“You call to a dog and a dog will break its neck to get to you. Dogs just want to please.” – Lewis Grizzard

Morleigh, in 2010, standing in what was to become my Vegetable Garden.

Last night I went out with my Great Dane, Morleigh, to feed my animals.  Morleigh is getting old, so I like spending as much time with her as I can.  When I entered my garden to feed the animals living there I noticed a black Rabbit sitting on the grass and having a meal.  She was not in her hutch and was all by herself.  I calmly walked to her hutch and noticed that there was a gap at the back through which she must have escaped.  I realised that when I last moved the hutch I apparently ripped the backboard from the rear, making a gap large enough for a rabbit to push through.  I could not leave her to roam the garden as she would damage my young trees and my vegetables.

This is not the first time a Rabbit has escaped a hutch.  I normally have no problem at all in catching the rogue Rabbits.  They are fairly tame as I have been their primary carer/feeder their whole lives.  I normally walk up calmly and quietly, talking gently to the Rabbit is a low voice.  Once I get close I quickly reach out and grab them on their skin at the back of their neck (the skin there is flexible, similar to a young puppy, so it doesn’t hurt them) and then I carefully place them back in their home.  I have had 100% success rate in this method until last night.  When I reached out and grabbed the Rabbit she moved.  I tried to grab a hold of her, yet I couldn’t get a grip.  She hopped away and for the next 20 minutes she kept running away as I chased her around the yard… she progressively became faster, I became tired.  The light was beginning to fade so I did not have long to complete this.  I decided to try to coax her with some food, yet she had been eating flowers and grass all day, so she wasn’t interested in anything I had to offer.  After another 10 minutes I decided I would have to get some help.  Morleigh was just outside the fence and I know she is good at catching Possums (She apparently has an intense hatred for them, I don’t know why and I don’t think she would tell me if I asked).  I decided to let her in and I gave her a command to catch the Rabbit.  She was off immediately, running after the Rabbit… I helped, yet the Rabbit hid behind one of my Compost bins (one made out of old wooden Pallets).  I tried to reach her, yet the Rabbit was just out of reach.  For minutes I kept trying, scratching my arms, bumping my head, being attacked my ants.  Eventually, I managed to grab her… all I could reach were her ears so I picked her up by them.  Now, it is vital that I tell you that this is something you should never do… that old image of a Magician plucking a rabbit from their hat and holding it aloft by it’s ears is not accurate.  It can hurt the Rabbit so if you need to hold a Rabbit in one hand you should hold it by the skin on the back of it’s neck (or cradle it in your arms, which is even better)… yet I had no choice, it was all I could reach.  I lifted her from behind the compost bin and held her aloft for a moment, smiling with pride that I had finally caught the Rabbit.  In that second of exultation Morleigh (who I had forgotten in all the excitement and who was standing next to me) snatched the Rabbit from my hand and leapt away, shaking the Rabbit violently.  I shouted at her to stop, which she did (she is a very good dog) and she dropped the now stunned Rabbit on the ground.  I rushed over, the Rabbit seemed to be dead, yet on examination it was just feigning.  I picked it up and examined it.  I could see no blood, yet it was very floppy… like it had feinted.  I placed it back in the hutch and after a few minutes it moved around it’s home.  It was not moving properly, it was having trouble breathing and it was obviously in shock as it’s heart was beating like crazy.  I could see that it would not last the night.  It was then that I decided that I would have to put the animal down.  I could not, as a caring owner, allow it to suffer.  As a Prepper I could not allow the animal to die on that hot evening and for the meat and pelt to go to waste.

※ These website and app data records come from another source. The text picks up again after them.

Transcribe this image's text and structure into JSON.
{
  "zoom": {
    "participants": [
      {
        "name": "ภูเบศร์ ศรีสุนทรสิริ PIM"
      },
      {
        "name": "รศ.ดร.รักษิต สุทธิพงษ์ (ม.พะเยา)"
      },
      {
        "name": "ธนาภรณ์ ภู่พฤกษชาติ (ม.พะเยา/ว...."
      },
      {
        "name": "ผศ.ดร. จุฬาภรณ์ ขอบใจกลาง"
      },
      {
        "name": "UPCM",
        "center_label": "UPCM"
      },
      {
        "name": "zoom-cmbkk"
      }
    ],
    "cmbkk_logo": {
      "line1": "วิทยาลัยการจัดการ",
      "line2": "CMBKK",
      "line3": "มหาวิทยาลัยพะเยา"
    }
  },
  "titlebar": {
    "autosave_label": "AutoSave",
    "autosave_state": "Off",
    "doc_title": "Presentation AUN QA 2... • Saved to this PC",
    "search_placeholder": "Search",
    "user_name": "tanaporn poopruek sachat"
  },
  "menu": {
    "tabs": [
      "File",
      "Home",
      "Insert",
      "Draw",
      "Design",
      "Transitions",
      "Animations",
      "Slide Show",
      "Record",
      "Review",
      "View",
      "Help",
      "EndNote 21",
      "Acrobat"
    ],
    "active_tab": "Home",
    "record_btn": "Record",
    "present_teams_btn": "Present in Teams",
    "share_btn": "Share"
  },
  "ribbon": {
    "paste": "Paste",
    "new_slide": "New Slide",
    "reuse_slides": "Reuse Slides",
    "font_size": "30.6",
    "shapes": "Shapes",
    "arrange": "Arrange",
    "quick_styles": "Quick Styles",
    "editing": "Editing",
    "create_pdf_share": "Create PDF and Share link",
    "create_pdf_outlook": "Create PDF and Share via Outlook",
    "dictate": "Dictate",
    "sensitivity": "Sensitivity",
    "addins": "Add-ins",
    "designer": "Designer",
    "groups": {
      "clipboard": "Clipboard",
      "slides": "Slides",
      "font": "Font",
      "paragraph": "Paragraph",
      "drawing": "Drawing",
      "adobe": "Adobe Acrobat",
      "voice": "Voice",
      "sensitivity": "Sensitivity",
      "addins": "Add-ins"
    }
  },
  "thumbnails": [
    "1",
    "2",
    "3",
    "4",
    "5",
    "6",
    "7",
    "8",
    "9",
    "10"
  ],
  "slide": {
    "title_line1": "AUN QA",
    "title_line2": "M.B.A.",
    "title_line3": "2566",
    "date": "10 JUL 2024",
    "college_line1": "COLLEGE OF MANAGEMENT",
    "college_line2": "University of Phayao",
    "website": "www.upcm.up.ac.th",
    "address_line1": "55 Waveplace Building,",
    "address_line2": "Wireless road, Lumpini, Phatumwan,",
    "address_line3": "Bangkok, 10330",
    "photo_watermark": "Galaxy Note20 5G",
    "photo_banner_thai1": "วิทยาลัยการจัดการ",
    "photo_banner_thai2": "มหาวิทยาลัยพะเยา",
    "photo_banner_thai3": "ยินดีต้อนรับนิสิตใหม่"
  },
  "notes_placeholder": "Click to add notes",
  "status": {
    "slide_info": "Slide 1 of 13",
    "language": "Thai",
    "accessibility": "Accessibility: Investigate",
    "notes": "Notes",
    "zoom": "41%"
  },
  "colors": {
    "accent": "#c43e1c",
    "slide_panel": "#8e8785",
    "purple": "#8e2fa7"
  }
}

This was the gap through which the Rabbit escaped… very similar to that scene in The Shawshank Redemption.

I told Morleigh that she was a good dog, and she was happy.  I think she thought she was in trouble, which she wasn’t.  It was my fault as I held the Rabbit up in the air… she must have thought I wanted to play with her.  I went inside, prepared the equipment I needed… knives, a hatchet, plastic bags and a bowl for the meat.  I placed an oil lantern near my butchering table (as I have no light there… something I will have to correct in the future) and I was finally ready.  I usually don’t butcher in the night as it is harder to see… as I mentioned, I have no light where my table is located.  I collected the rabbit and it was very limp, yet still alive.  I quickly dispatched it and then proceeded to skin/butcher the animal.  I could see where my dog had injured the rabbit when I was processing the meat, I suspect sever internal damage and broken ribs, yet I consoled myself that it did not suffer for long.  I blame myself for thinking that my dog could help me catch the Rabbit, and for not paying attention once I had caught her.

The Rabbit is the black coloured one on the left.

This was a Rabbit that I had intended to butcher many months ago, yet I couldn’t bring myself to do it as it seemed so cute and tame.  I had decided to turn it into one of my breeding stock.  With this incident I feel I did the right thing for the animal in the end, yet I will now have to inspect all my hutches to ensure the Rabbits don’t escape.  Have I learned anything from this?  Definitely, I have learned the following lessons:

  • Get a portable light so I can position it where needed.
  • Pay more attention to where my dog is if I am handling Rabbits.
  • Inspect the hutches for weaknesses.
  • If a Rabbit escapes and I can’t catch it, it may be more humane to shoot it.

“You can’t just let nature run wild.” – Walt Disney

I have spent most of the last few days working in the garden as well as removing some weeds which are making our property look a little unsightly.  We are still intending to sell the house so I need to keep vigilant about this.  To assist me in the removal of the weeds I have enlisted the help of some of my rabbits.  As you can see in the below video they really seem to enjoy helping me.

I am trying to make my videos a little more interesting to watch, so I am trying out some new editing software.

The weed over which I placed their hutch is one of the persistent types of weeds I have growing here on the property.  The rabbits really took to knocking it down.  Interesting point for those of you looking to get rabbits, these two females live together in another hutch.  They get along very well and seem to enjoy each others company.  When I placed these two in this new hutch, they began to fight each other till the Ginger rabbit took the submissive role and ran from the Black rabbit.  This lasted 5 minutes till I began filming, which was when they calmed down and began to act more friendly.  I am not sure what caused the behavior, could be the smaller hutch (it is a temporary hutch which is smaller, yet they are only ever in there for a couple of hours at a time), could be that they needed to re-establish who was the dominant rabbit.

Only a sample of my bountiful harvest – These are snow peas.

With my work in the garden over these few days I have completed another of my 13 skills.  This skill is Gardening.  While my garden isn’t huge, it is producing food for my family.  We have enjoyed produce from my garden every day this past week, this made our Christmas day lunch extra special.